ago. The instructor walked in with a fan and said, “Today we are going
to learn about wind” and he proceeded to blow it at us from various
directions and attempt to teach us the proper ways to jib and jab.
So now, on Zippy, when the wind blows, I try to figure out which way
the fan is pointed and react accordingly. My arms are the sails. I
raise and lower them slightly, making minor corrections, until I once
again maintain equilibrium. When the wind blows straight at me, there
is only one defense, however. I must lean forward into it and keep on
pedaling. Likewise, when adversity hits in life, I see it as wind to
which I must simply react by either making adjustments or leaning into
and plowing through.
4. Keep your focus on where you want to go, not where you are.
I heard once that heads weigh something like ten pounds so if you keep

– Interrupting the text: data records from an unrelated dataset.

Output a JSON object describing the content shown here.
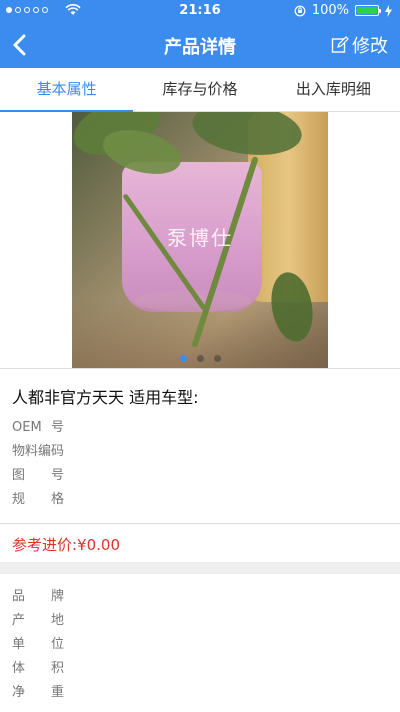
{
  "status_bar": {
    "time": "21:16",
    "battery": "100%",
    "battery_level": 1.0
  },
  "nav": {
    "title": "产品详情",
    "edit_label": "修改"
  },
  "tabs": [
    {
      "label": "基本属性",
      "active": true
    },
    {
      "label": "库存与价格",
      "active": false
    },
    {
      "label": "出入库明细",
      "active": false
    }
  ],
  "photo": {
    "watermark": "泵博仕",
    "page_count": 3,
    "current_page": 1
  },
  "product": {
    "name": "人都非官方天天 适用车型:"
  },
  "attributes": [
    {
      "label": "OEM号",
      "value": ""
    },
    {
      "label": "物料编码",
      "value": ""
    },
    {
      "label": "图号",
      "value": ""
    },
    {
      "label": "规格",
      "value": ""
    }
  ],
  "price": {
    "text": "参考进价:¥0.00"
  },
  "details": [
    {
      "label": "品牌",
      "value": ""
    },
    {
      "label": "产地",
      "value": ""
    },
    {
      "label": "单位",
      "value": ""
    },
    {
      "label": "体积",
      "value": ""
    },
    {
      "label": "净重",
      "value": ""
    }
  ],
  "colors": {
    "primary": "#3c8cf0",
    "price_red": "#e0322b",
    "battery_green": "#2fd14a"
  }
}
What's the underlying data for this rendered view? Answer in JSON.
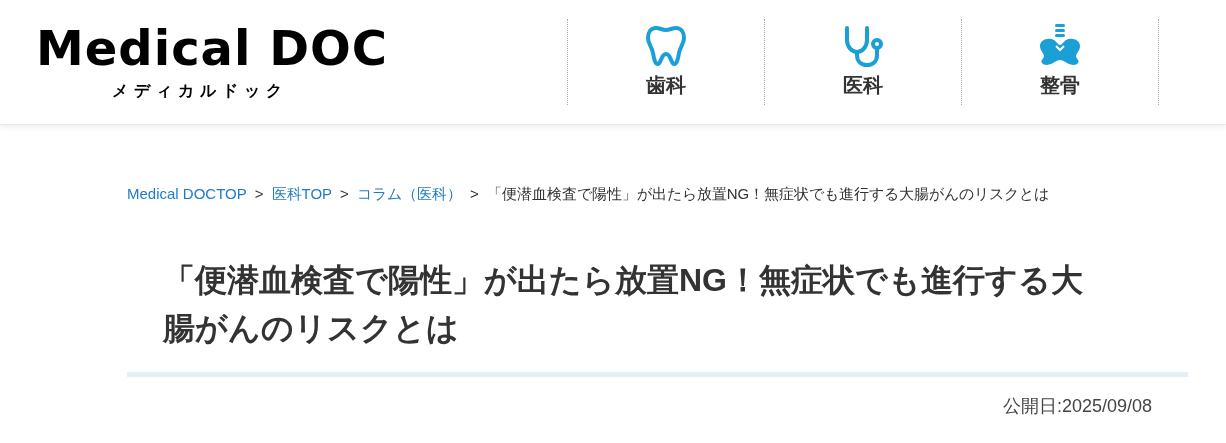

moving your head around, you throw off your balance. Focus is
everything. On Zippy, I lock my eyes on a mid-distance point ahead of
me and go toward it, although my ears stay tuned for sounds in the
present so I can tell if a dog runs up behind me (never fun) or respond
to a jogger who wants to chat (which is often). In my daily life, I try
to keep mindful of my big-picture intentions, and just keep the
momentum going in order to get there.
5. Don’t worry about how silly you look. Who really cares?
I’m a middle-aged suburban mom. I live in a neighborhood where we have
to get the color of our shutters approved before repainting. I don’t
know how many people ride a unicycle in this country, but here in my
town, no one does but me, as far as I can tell. Riding a unicycle is a
little out there. But, you know what? Once I got out there, and once
the high school kids stopped heckling me from the windows that overlook
the track, unicycling became the most normal thing in the world for me.
I was free. Truly free.
I can skip wildly down the street,
sing out of tune while washing my car, jump awkwardly off the diving
board at the community pool, laugh from deep in my soul, and even allow
myself to be vulnerable to criticism and yes, even rejection. It’s
okay. It’s part of living my life out loud. Even though my shutters
are a lovely shade of blue.
6. Celebrate the joy of achievement, no matter how truly useless the skill.
I can do something today I couldn’t do a few years ago, and something
most people have never tried to do at all. Each time I have a setback
in my life, I remind myself, “Yeah, but you can ride a unicycle” and it
always make me smile. I am proud of myself. And somehow I am once
again connected to a spirit I almost lost, who is curious to see where
the road less traveled will take her.